- [Exercise goal]
Once you have read the data below, write it all out exactly.

******

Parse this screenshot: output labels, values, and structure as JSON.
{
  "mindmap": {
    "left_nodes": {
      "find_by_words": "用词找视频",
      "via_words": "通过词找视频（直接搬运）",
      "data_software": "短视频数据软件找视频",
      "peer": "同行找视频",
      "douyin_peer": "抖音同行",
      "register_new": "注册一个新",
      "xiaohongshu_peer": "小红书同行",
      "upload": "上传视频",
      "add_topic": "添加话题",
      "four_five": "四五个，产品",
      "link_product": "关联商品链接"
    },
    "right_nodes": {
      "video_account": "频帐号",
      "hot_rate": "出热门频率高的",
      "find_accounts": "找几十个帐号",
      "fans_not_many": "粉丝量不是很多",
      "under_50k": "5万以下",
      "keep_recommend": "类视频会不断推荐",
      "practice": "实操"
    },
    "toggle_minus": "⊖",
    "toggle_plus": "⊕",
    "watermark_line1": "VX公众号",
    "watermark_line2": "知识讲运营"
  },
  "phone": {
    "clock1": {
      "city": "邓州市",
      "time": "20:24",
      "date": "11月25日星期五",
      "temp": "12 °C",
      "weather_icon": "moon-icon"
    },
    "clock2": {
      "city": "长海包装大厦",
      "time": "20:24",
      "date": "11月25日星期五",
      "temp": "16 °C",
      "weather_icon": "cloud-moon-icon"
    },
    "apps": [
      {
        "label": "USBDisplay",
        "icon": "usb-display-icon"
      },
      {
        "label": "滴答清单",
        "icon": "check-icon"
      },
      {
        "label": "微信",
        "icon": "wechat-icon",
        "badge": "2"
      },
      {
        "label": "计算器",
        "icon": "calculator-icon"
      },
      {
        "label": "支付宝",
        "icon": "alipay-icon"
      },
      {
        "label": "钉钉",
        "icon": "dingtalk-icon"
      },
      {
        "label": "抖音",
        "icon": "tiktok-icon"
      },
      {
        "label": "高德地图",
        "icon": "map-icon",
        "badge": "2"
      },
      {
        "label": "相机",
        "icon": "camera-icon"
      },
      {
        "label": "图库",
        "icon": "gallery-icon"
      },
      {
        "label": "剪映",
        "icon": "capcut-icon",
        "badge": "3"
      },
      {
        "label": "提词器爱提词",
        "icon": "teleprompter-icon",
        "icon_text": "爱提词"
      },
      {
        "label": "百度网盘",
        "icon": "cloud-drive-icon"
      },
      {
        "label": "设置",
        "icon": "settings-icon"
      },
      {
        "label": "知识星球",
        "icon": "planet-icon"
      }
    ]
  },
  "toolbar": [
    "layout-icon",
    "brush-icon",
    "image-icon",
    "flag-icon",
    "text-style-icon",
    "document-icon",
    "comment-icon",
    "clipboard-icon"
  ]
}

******

- [Output below]
Parse this screenshot: output labels, values, and structure as JSON.
{
  "mindmap": {
    "left_nodes": {
      "find_by_words": "用词找视频",
      "via_words": "通过词找视频（直接搬运）",
      "data_software": "短视频数据软件找视频",
      "peer": "同行找视频",
      "douyin_peer": "抖音同行",
      "register_new": "注册一个新",
      "xiaohongshu_peer": "小红书同行",
      "upload": "上传视频",
      "add_topic": "添加话题",
      "four_five": "四五个，产品",
      "link_product": "关联商品链接"
    },
    "right_nodes": {
      "video_account": "频帐号",
      "hot_rate": "出热门频率高的",
      "find_accounts": "找几十个帐号",
      "fans_not_many": "粉丝量不是很多",
      "under_50k": "5万以下",
      "keep_recommend": "类视频会不断推荐",
      "practice": "实操"
    },
    "toggle_minus": "⊖",
    "toggle_plus": "⊕",
    "watermark_line1": "VX公众号",
    "watermark_line2": "知识讲运营"
  },
  "phone": {
    "clock1": {
      "city": "邓州市",
      "time": "20:24",
      "date": "11月25日星期五",
      "temp": "12 °C",
      "weather_icon": "moon-icon"
    },
    "clock2": {
      "city": "长海包装大厦",
      "time": "20:24",
      "date": "11月25日星期五",
      "temp": "16 °C",
      "weather_icon": "cloud-moon-icon"
    },
    "apps": [
      {
        "label": "USBDisplay",
        "icon": "usb-display-icon"
      },
      {
        "label": "滴答清单",
        "icon": "check-icon"
      },
      {
        "label": "微信",
        "icon": "wechat-icon",
        "badge": "2"
      },
      {
        "label": "计算器",
        "icon": "calculator-icon"
      },
      {
        "label": "支付宝",
        "icon": "alipay-icon"
      },
      {
        "label": "钉钉",
        "icon": "dingtalk-icon"
      },
      {
        "label": "抖音",
        "icon": "tiktok-icon"
      },
      {
        "label": "高德地图",
        "icon": "map-icon",
        "badge": "2"
      },
      {
        "label": "相机",
        "icon": "camera-icon"
      },
      {
        "label": "图库",
        "icon": "gallery-icon"
      },
      {
        "label": "剪映",
        "icon": "capcut-icon",
        "badge": "3"
      },
      {
        "label": "提词器爱提词",
        "icon": "teleprompter-icon",
        "icon_text": "爱提词"
      },
      {
        "label": "百度网盘",
        "icon": "cloud-drive-icon"
      },
      {
        "label": "设置",
        "icon": "settings-icon"
      },
      {
        "label": "知识星球",
        "icon": "planet-icon"
      }
    ]
  },
  "toolbar": [
    "layout-icon",
    "brush-icon",
    "image-icon",
    "flag-icon",
    "text-style-icon",
    "document-icon",
    "comment-icon",
    "clipboard-icon"
  ]
}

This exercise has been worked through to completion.